» **WORK TO COMPLETE**: Write the records out once more, exactly as they appear below.

» **DATA**:
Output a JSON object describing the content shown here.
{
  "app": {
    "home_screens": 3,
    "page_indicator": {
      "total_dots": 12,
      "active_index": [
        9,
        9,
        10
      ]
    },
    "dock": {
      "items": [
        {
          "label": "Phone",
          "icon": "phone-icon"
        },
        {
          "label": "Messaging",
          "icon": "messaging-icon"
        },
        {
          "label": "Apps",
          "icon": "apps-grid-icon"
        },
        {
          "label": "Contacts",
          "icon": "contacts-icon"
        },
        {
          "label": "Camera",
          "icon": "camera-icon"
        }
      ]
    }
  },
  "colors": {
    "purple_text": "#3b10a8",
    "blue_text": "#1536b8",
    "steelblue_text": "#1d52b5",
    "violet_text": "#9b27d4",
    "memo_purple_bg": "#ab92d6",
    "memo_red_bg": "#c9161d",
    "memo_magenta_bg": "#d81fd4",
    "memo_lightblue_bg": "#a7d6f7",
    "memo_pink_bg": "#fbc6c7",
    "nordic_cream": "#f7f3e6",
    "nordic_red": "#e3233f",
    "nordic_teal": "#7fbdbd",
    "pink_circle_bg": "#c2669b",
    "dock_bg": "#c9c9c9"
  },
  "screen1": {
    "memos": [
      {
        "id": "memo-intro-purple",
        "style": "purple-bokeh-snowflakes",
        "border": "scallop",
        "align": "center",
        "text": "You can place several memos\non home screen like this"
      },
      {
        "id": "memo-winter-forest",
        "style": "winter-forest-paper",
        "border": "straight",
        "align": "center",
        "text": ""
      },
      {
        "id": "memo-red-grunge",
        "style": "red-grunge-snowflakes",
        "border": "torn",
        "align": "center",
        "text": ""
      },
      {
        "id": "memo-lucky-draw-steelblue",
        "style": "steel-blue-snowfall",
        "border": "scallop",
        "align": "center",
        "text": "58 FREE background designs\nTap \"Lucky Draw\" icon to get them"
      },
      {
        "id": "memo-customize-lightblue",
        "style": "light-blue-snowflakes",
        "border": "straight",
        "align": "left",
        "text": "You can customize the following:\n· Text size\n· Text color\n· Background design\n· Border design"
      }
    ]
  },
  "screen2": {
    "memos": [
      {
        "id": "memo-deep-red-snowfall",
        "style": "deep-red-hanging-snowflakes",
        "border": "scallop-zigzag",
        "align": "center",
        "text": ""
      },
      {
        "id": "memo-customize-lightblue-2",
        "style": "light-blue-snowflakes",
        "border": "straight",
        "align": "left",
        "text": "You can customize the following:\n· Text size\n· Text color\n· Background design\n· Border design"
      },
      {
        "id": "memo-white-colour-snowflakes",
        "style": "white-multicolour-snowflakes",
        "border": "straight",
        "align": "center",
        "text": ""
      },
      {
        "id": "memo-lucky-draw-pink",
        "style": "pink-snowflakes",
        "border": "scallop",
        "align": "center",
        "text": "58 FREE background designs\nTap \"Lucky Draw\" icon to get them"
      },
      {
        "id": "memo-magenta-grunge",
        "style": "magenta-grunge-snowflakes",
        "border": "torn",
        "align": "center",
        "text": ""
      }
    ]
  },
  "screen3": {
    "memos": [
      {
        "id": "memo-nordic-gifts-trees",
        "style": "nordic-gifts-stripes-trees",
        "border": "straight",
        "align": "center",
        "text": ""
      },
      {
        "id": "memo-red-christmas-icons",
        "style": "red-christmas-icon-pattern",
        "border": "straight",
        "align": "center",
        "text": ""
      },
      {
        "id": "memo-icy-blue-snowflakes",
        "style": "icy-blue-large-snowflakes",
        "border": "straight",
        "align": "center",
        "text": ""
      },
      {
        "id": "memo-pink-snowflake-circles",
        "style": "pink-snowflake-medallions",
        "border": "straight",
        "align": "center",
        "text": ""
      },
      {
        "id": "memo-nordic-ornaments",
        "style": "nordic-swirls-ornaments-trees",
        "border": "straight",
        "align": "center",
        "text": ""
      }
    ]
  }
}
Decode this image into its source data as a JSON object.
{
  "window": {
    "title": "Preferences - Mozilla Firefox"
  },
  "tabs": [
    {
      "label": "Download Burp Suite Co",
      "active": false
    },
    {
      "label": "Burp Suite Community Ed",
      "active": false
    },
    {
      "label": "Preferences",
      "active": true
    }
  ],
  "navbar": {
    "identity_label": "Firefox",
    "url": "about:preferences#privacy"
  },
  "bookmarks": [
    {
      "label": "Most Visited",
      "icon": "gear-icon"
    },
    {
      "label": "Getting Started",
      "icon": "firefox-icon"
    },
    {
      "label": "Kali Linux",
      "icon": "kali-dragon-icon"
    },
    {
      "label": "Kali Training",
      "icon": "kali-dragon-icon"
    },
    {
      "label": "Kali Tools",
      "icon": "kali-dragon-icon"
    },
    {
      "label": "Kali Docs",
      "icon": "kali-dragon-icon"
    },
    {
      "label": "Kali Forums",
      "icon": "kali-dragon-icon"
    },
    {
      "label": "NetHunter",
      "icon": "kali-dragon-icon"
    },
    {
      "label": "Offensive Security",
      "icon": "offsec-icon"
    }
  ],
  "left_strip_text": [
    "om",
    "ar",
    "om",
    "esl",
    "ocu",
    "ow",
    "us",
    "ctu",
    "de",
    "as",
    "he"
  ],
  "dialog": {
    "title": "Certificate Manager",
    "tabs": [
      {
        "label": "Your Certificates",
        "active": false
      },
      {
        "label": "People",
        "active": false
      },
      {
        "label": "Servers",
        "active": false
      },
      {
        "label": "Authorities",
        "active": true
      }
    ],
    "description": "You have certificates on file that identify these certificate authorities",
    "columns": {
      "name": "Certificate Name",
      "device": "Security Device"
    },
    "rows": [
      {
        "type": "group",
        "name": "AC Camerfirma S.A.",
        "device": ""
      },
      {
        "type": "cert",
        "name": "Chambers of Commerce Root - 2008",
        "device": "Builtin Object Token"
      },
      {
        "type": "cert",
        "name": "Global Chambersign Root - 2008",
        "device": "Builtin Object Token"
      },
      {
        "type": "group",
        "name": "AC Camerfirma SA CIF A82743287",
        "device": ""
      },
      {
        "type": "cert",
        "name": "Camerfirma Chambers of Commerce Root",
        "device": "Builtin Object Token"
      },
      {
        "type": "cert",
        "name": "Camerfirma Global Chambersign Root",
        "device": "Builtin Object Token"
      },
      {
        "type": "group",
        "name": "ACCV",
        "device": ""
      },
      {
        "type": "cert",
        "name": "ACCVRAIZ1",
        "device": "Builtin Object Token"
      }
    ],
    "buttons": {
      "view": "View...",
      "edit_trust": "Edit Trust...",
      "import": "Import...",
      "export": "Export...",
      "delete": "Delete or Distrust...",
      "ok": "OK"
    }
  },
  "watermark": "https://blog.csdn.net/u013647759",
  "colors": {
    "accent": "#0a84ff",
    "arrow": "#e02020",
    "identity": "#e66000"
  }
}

» **ANSWER TO THE EXERCISE**:
Output a JSON object describing the content shown here.
{
  "app": {
    "home_screens": 3,
    "page_indicator": {
      "total_dots": 12,
      "active_index": [
        9,
        9,
        10
      ]
    },
    "dock": {
      "items": [
        {
          "label": "Phone",
          "icon": "phone-icon"
        },
        {
          "label": "Messaging",
          "icon": "messaging-icon"
        },
        {
          "label": "Apps",
          "icon": "apps-grid-icon"
        },
        {
          "label": "Contacts",
          "icon": "contacts-icon"
        },
        {
          "label": "Camera",
          "icon": "camera-icon"
        }
      ]
    }
  },
  "colors": {
    "purple_text": "#3b10a8",
    "blue_text": "#1536b8",
    "steelblue_text": "#1d52b5",
    "violet_text": "#9b27d4",
    "memo_purple_bg": "#ab92d6",
    "memo_red_bg": "#c9161d",
    "memo_magenta_bg": "#d81fd4",
    "memo_lightblue_bg": "#a7d6f7",
    "memo_pink_bg": "#fbc6c7",
    "nordic_cream": "#f7f3e6",
    "nordic_red": "#e3233f",
    "nordic_teal": "#7fbdbd",
    "pink_circle_bg": "#c2669b",
    "dock_bg": "#c9c9c9"
  },
  "screen1": {
    "memos": [
      {
        "id": "memo-intro-purple",
        "style": "purple-bokeh-snowflakes",
        "border": "scallop",
        "align": "center",
        "text": "You can place several memos\non home screen like this"
      },
      {
        "id": "memo-winter-forest",
        "style": "winter-forest-paper",
        "border": "straight",
        "align": "center",
        "text": ""
      },
      {
        "id": "memo-red-grunge",
        "style": "red-grunge-snowflakes",
        "border": "torn",
        "align": "center",
        "text": ""
      },
      {
        "id": "memo-lucky-draw-steelblue",
        "style": "steel-blue-snowfall",
        "border": "scallop",
        "align": "center",
        "text": "58 FREE background designs\nTap \"Lucky Draw\" icon to get them"
      },
      {
        "id": "memo-customize-lightblue",
        "style": "light-blue-snowflakes",
        "border": "straight",
        "align": "left",
        "text": "You can customize the following:\n· Text size\n· Text color\n· Background design\n· Border design"
      }
    ]
  },
  "screen2": {
    "memos": [
      {
        "id": "memo-deep-red-snowfall",
        "style": "deep-red-hanging-snowflakes",
        "border": "scallop-zigzag",
        "align": "center",
        "text": ""
      },
      {
        "id": "memo-customize-lightblue-2",
        "style": "light-blue-snowflakes",
        "border": "straight",
        "align": "left",
        "text": "You can customize the following:\n· Text size\n· Text color\n· Background design\n· Border design"
      },
      {
        "id": "memo-white-colour-snowflakes",
        "style": "white-multicolour-snowflakes",
        "border": "straight",
        "align": "center",
        "text": ""
      },
      {
        "id": "memo-lucky-draw-pink",
        "style": "pink-snowflakes",
        "border": "scallop",
        "align": "center",
        "text": "58 FREE background designs\nTap \"Lucky Draw\" icon to get them"
      },
      {
        "id": "memo-magenta-grunge",
        "style": "magenta-grunge-snowflakes",
        "border": "torn",
        "align": "center",
        "text": ""
      }
    ]
  },
  "screen3": {
    "memos": [
      {
        "id": "memo-nordic-gifts-trees",
        "style": "nordic-gifts-stripes-trees",
        "border": "straight",
        "align": "center",
        "text": ""
      },
      {
        "id": "memo-red-christmas-icons",
        "style": "red-christmas-icon-pattern",
        "border": "straight",
        "align": "center",
        "text": ""
      },
      {
        "id": "memo-icy-blue-snowflakes",
        "style": "icy-blue-large-snowflakes",
        "border": "straight",
        "align": "center",
        "text": ""
      },
      {
        "id": "memo-pink-snowflake-circles",
        "style": "pink-snowflake-medallions",
        "border": "straight",
        "align": "center",
        "text": ""
      },
      {
        "id": "memo-nordic-ornaments",
        "style": "nordic-swirls-ornaments-trees",
        "border": "straight",
        "align": "center",
        "text": ""
      }
    ]
  }
}
Decode this image into its source data as a JSON object.
{
  "window": {
    "title": "Preferences - Mozilla Firefox"
  },
  "tabs": [
    {
      "label": "Download Burp Suite Co",
      "active": false
    },
    {
      "label": "Burp Suite Community Ed",
      "active": false
    },
    {
      "label": "Preferences",
      "active": true
    }
  ],
  "navbar": {
    "identity_label": "Firefox",
    "url": "about:preferences#privacy"
  },
  "bookmarks": [
    {
      "label": "Most Visited",
      "icon": "gear-icon"
    },
    {
      "label": "Getting Started",
      "icon": "firefox-icon"
    },
    {
      "label": "Kali Linux",
      "icon": "kali-dragon-icon"
    },
    {
      "label": "Kali Training",
      "icon": "kali-dragon-icon"
    },
    {
      "label": "Kali Tools",
      "icon": "kali-dragon-icon"
    },
    {
      "label": "Kali Docs",
      "icon": "kali-dragon-icon"
    },
    {
      "label": "Kali Forums",
      "icon": "kali-dragon-icon"
    },
    {
      "label": "NetHunter",
      "icon": "kali-dragon-icon"
    },
    {
      "label": "Offensive Security",
      "icon": "offsec-icon"
    }
  ],
  "left_strip_text": [
    "om",
    "ar",
    "om",
    "esl",
    "ocu",
    "ow",
    "us",
    "ctu",
    "de",
    "as",
    "he"
  ],
  "dialog": {
    "title": "Certificate Manager",
    "tabs": [
      {
        "label": "Your Certificates",
        "active": false
      },
      {
        "label": "People",
        "active": false
      },
      {
        "label": "Servers",
        "active": false
      },
      {
        "label": "Authorities",
        "active": true
      }
    ],
    "description": "You have certificates on file that identify these certificate authorities",
    "columns": {
      "name": "Certificate Name",
      "device": "Security Device"
    },
    "rows": [
      {
        "type": "group",
        "name": "AC Camerfirma S.A.",
        "device": ""
      },
      {
        "type": "cert",
        "name": "Chambers of Commerce Root - 2008",
        "device": "Builtin Object Token"
      },
      {
        "type": "cert",
        "name": "Global Chambersign Root - 2008",
        "device": "Builtin Object Token"
      },
      {
        "type": "group",
        "name": "AC Camerfirma SA CIF A82743287",
        "device": ""
      },
      {
        "type": "cert",
        "name": "Camerfirma Chambers of Commerce Root",
        "device": "Builtin Object Token"
      },
      {
        "type": "cert",
        "name": "Camerfirma Global Chambersign Root",
        "device": "Builtin Object Token"
      },
      {
        "type": "group",
        "name": "ACCV",
        "device": ""
      },
      {
        "type": "cert",
        "name": "ACCVRAIZ1",
        "device": "Builtin Object Token"
      }
    ],
    "buttons": {
      "view": "View...",
      "edit_trust": "Edit Trust...",
      "import": "Import...",
      "export": "Export...",
      "delete": "Delete or Distrust...",
      "ok": "OK"
    }
  },
  "watermark": "https://blog.csdn.net/u013647759",
  "colors": {
    "accent": "#0a84ff",
    "arrow": "#e02020",
    "identity": "#e66000"
  }
}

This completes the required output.